Nineteen minutes. That’s how long the review hearing for a Guantanamo detainee lasted this morning. Or, to be more exact, that’s as much of the proceeding as nine reporters and four representatives from nongovernmental organizations were permitted to observe, via video feed, from a secure conference room in Arlington, Virginia. The rest of the proceeding was considered classified, including anything the detainee would say. Weeks from now, a redacted transcript will be made public.

The US military Periodic Review Boards were created to assess whether to continue to detain Guantanamo detainees who are not being prosecuted and haven’t already been slated for release. The administration deems these men too dangerous to release but doesn’t have enough admissible evidence or a legal ground to prosecute them.

No observers or media were allowed to attend the first Periodic Review Board in November 2013 – a review of a Yemeni man that resulted in the Board ordering him approved for release. But the Pentagon announced public access for this and future Board proceedings. The review board is made up of representatives from the Departments of Defense, State, Justice, and Homeland Security, along with the Office of the Director of National Intelligence, and the Joint Chiefs of Staff.

But access is relative. Observers were permitted to see only the portion of the proceedings in which the detainee’s counsel and “personal representative” – a military officer appointed by the military – read prepared statements (statements, moreover, that had been posted on the Defense Department’s website the night before). The scripted proceeding – so scripted that the clerk read out the start time as  “9 a.m.” even though a glance at her watch would have told her the hearing actually started at 9:15 – offered no insight into the purpose of the hearing, which was to determine if Abdel Malik Al Rahabi should, after 12 years in Guantanamo, continue to be held “to protect against a continuing and significant threat to the United States and its interests.” The Pentagon’s two-paragraph prepared statement claimed without supporting evidence that Al Rahabi was once a member of Al Qaeda, but that if repatriated he would probably live peacefully with his family in Yemen.

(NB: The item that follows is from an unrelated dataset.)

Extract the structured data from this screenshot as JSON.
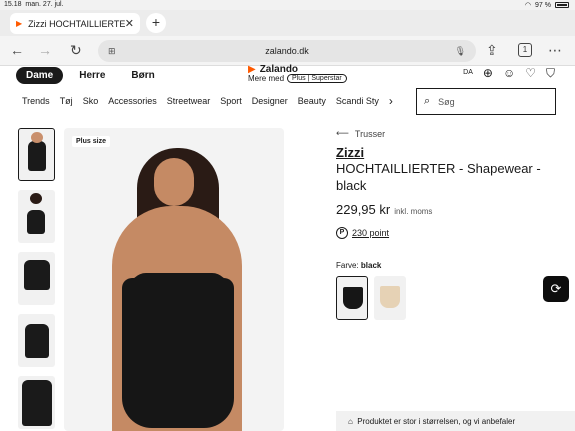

The Obama administration has claimed to be the most transparent administration in history, yet when faced with an opportunity to provide greater transparency about what takes place at Guantanamo, it has erred on the side of secrecy. While men like Al Rahabi should never have been held for years without trial, the Periodic Review Boards at least provide a chance for some prisoners to be allowed to go home. But instead of demonstrating a fair and open process, today’s proceeding was a reminder both to the prisoners and the world that Guantanamo has always been a place where the truth remains hidden.